- Strengthen the Skilled Nursing Facility (“SNF”) Value-Based Purchasing (“VBP”) Program. The SNF-VBP program awards incentive funding to facilities based on quality performance. CMS has begun to measure and publish staff turnover and weekend staffing levels, metrics which closely align with the quality of care provided in a nursing home. CMS intends to propose new payment changes based on staffing adequacy, the resident experience, as well as how well facilities retain staff.
- Reinforce Safeguards against Unnecessary Medications and Treatments. Thanks to CMS’ National Partnership to Improve Dementia Care in Nursing Homes, the nation has seen a dramatic decrease in the use of antipsychotic drugs in nursing homes in recent years. However, inappropriate diagnoses and prescribing still occur at too many nursing homes. CMS will launch a new effort to identify problematic diagnoses and refocus efforts to continue to bring down the inappropriate use of antipsychotic medications.
Skeptics of the plan suggest that although the motivation is worthy, it undercuts the argument that there already exists minimum/sufficient staffing requirements in jurisdictions around the country. In jurisdictions where minimum staffing requirements do not currently exist, concern persists around what the minimum staffing levels will be, how those levels are determined (and by whom), and whether a one-size-fits-all approach will let too many nursing- home operators off the hook.
Lobbying efforts are also of concern to advocates and attorneys whenever legislation or regulation is proposed, where past efforts to regulate the nursing home industry have been watered down by the highest bidder.
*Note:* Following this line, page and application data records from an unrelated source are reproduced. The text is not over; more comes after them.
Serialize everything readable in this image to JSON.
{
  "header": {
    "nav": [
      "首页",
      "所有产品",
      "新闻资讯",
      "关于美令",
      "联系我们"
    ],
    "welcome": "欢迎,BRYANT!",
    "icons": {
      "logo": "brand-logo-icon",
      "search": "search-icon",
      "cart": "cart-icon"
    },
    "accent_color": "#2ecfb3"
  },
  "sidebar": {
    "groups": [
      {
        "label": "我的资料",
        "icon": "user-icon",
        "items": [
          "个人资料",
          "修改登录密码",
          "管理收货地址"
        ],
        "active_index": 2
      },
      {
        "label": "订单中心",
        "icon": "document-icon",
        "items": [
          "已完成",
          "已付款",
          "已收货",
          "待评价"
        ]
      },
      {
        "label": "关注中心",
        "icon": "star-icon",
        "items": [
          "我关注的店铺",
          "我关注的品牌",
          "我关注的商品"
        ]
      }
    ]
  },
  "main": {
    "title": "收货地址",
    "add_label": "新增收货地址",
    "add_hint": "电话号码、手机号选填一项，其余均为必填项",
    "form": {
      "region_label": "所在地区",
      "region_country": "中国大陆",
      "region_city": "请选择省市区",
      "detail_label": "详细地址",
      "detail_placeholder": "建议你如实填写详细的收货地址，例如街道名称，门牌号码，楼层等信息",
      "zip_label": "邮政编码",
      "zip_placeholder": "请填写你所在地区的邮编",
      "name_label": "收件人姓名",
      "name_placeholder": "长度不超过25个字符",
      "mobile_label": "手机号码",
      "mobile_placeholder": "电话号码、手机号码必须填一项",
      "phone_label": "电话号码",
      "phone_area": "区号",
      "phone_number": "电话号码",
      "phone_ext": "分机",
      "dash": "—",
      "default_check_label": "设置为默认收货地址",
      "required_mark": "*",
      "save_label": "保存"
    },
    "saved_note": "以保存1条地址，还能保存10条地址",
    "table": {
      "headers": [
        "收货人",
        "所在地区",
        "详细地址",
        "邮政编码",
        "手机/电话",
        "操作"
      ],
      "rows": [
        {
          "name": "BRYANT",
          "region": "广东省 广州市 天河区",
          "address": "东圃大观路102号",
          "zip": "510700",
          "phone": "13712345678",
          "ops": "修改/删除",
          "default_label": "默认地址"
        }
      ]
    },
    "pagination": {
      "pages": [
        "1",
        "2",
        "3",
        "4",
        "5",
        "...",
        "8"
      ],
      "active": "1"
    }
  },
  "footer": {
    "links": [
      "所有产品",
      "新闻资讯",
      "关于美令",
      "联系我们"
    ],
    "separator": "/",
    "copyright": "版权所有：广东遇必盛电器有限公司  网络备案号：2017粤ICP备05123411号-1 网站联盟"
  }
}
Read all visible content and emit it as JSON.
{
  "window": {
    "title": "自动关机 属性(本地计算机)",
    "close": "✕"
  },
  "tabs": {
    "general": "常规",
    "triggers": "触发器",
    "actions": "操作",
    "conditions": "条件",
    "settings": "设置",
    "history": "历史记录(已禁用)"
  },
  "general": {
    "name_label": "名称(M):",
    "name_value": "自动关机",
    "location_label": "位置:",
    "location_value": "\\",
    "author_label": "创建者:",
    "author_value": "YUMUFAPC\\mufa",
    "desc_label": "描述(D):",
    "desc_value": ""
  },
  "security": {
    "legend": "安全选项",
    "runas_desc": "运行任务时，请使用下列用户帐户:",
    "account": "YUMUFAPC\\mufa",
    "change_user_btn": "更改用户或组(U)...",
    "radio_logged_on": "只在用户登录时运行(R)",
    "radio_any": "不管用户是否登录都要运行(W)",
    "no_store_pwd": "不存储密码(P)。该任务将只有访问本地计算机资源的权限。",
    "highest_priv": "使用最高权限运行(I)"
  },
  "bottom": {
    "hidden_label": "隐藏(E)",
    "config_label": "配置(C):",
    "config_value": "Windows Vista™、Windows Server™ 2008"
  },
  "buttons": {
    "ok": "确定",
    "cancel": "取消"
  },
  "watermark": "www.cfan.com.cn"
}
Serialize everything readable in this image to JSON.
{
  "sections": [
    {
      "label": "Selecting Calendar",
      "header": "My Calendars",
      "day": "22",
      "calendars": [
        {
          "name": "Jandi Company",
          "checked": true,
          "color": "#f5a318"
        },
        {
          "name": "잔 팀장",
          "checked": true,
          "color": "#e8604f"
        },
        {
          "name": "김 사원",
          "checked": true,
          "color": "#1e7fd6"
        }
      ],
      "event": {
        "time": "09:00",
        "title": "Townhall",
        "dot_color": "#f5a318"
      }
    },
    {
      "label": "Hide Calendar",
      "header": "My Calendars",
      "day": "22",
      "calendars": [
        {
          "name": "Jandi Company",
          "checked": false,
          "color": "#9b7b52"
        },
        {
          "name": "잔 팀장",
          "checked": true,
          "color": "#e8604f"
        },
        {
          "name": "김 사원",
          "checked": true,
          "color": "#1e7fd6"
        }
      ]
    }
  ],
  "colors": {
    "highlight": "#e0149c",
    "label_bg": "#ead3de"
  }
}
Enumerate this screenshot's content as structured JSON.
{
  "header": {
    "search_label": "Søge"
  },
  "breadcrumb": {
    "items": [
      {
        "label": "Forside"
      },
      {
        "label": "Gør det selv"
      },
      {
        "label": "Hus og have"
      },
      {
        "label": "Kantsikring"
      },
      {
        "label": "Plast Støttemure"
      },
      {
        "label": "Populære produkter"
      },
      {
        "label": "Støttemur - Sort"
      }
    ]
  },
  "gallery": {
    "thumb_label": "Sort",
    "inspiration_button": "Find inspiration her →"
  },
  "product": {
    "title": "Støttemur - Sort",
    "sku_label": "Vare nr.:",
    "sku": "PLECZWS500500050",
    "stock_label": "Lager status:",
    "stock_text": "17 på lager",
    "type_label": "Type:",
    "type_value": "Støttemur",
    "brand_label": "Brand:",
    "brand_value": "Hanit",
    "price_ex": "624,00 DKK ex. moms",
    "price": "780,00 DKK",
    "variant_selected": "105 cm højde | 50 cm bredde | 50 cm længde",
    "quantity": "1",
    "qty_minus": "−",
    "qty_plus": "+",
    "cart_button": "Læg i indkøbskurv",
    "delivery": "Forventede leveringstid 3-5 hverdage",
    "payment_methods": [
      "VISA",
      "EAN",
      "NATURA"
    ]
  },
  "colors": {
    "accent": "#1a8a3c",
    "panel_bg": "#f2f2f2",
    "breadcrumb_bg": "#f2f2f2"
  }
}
Whenever regulations are imposed, nursing homes decry the increased costs necessary to comply with the regulations designed to ensure they provide adequate staffing and care, regardless of how profitable the nursing homes are.
Minimum staffing levels also don’t necessarily equate to sufficient staffing levels based on the acuity of the residents. Will the proposed CMS study match individual needs with staffing levels, as it currently requires? Or will it propose a minimum staffing level that corresponds with some other measurement?
Federal regulations already require that nursing facilities have sufficient nursing staff with the appropriate competencies and skills sets to provide nursing and related services to assure resident safety and attain or maintain the highest practicable physical, mental, and psycho-social well-being of each resident as determined by resident assessments and individual plans of care and considering the number, acuity, and diagnoses of the facility’s resident population in accordance with the facility assessment. 42 C.F.R.§483.35.
How, if at all, will any new guidelines proposed as a result of the CMS study deviate from that standard? Only time will tell.
Bedsore.Law leaves no stone unturned in our pursuit against understaffed and underfunded nursing homes around the country. Our founding partner Ernest Tosh is a preeminent authority on nursing home operations. He’s testified about industry-wide financial and staffing practices to the U.S. Congress and to juries throughout the country. Ernest was also recently featured in a Vice News nursing home investigation on how nursing homes hide profits at the expense of their residents.
Our founding partners have over 35 years of combined experience holding nursing homes accountable for causing painful and dangerous Stage III and IV bedsores- it’s what we specialize in. If you or your loved one suffered from a bedsore in a nursing home, contact us to discuss your options. There are time-sensitive issues that could bar your claim if you wait.
Subscribe to our news to stay updated on bedsore law and related topics.